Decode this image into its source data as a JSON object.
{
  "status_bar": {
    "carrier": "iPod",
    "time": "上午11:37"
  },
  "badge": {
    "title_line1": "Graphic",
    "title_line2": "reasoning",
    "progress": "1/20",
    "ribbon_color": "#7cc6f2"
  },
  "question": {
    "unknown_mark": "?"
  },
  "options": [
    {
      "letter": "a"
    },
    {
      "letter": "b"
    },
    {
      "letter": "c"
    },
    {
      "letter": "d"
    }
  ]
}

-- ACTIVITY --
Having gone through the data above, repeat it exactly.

-- ANSWER SPACE --
Decode this image into its source data as a JSON object.
{
  "status_bar": {
    "carrier": "iPod",
    "time": "上午11:37"
  },
  "badge": {
    "title_line1": "Graphic",
    "title_line2": "reasoning",
    "progress": "1/20",
    "ribbon_color": "#7cc6f2"
  },
  "question": {
    "unknown_mark": "?"
  },
  "options": [
    {
      "letter": "a"
    },
    {
      "letter": "b"
    },
    {
      "letter": "c"
    },
    {
      "letter": "d"
    }
  ]
}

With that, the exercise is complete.